Putin can end up like Nicholas II: how badly he is hit by failures in the war
Vladimir Putin is losing his rating among the population. Moreover, the fall of his “glorious” image began in 2010-2011.
This was announced on Channel 24 by Russian political scientist Abbas Gallyamov. He noted that at that time the protests of the opposition on Bolotnaya had conditionally “tarnished the reputation” of the head of the Kremlin. Although Putin succeeded in suppressing them, his ratings did not return to pre-crisis levels.
“Then came Crimea. It switched the people from the internal to the external agenda. Its electoral rating in 2014-2015 reached 76%,” the speaker noted.
Abbas Gallyamov on Putin's ratings among the population: watch video
However, already in 2020, the figure plummeted from 76% to 45% – almost a two-fold drop, the political scientist estimated. After that, Russian sociologists generally stopped publishing any research.
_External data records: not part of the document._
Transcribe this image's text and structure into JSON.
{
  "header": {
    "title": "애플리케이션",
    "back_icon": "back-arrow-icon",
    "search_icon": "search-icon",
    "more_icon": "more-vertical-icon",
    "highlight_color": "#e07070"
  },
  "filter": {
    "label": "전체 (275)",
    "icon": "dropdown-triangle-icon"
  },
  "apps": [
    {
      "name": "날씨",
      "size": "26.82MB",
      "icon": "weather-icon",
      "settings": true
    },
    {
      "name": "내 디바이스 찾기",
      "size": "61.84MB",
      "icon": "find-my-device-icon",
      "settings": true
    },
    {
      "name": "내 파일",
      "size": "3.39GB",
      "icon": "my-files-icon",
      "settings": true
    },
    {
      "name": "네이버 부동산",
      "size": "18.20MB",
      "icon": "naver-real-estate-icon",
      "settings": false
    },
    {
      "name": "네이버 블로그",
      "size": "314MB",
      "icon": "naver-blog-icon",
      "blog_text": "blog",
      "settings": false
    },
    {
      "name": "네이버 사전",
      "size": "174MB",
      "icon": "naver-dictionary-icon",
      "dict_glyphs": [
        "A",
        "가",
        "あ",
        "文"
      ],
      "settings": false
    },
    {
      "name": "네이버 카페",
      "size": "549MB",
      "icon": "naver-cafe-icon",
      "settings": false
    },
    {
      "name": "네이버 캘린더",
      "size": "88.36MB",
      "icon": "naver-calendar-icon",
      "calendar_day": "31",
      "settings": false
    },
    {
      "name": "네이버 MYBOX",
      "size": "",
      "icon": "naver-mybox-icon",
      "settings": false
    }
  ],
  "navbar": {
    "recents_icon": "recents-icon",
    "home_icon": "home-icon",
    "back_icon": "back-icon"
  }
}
And especially the electoral ones – the most objective in terms of support for the head of the Kremlin.
“Thanks to the war, Putin wanted to consolidate citizens around him, as was the case in Crimea. But Crimea did not work out. An early victory too. And now defeats delegitimize Putin. They hit his base,” the expert explained.
Not strong and not powerful
Abbas Gallyamov noted that Putin's legitimacy is based on the assumption of strength, undeniable victory and failure against him. This is a kind of fatalism that makes Russians loyal. And yes, it crashes.
“Putin is not so strong. He does not always know what to do. Therefore, delegitimization is accelerating,” the political scientist described the processes.
He gave an example of the story of a sixth grader who made an anti-war drawing. Her father, who also opposes the war, is sent to jail, and the girl herself may end up in an orphanage.
Internal erosion is in full swing. And there will be a moment when he will weaken because he is losing the war. When it all explodes. Putin, if he does not come up with some reasonable maneuver (for example, nominates a successor), then he can really end up like Nicholas II, Abbas Gallyamov summed up.
How Putin Loses Trust: The Facts
- At the end of 2022, Russian oligarchs turned their backs on Putin en masse. They were hit hard by the sanctions because of the war.
- Serbian President Aleksandar Vucic, who previously boasted of his friendly relations with the head of the Kremlin, condemned a full-scale invasion in early 2023.
- Even Viktor Orban and Alexander Lukashenko are surprised from time to time by statements against their friend Putin.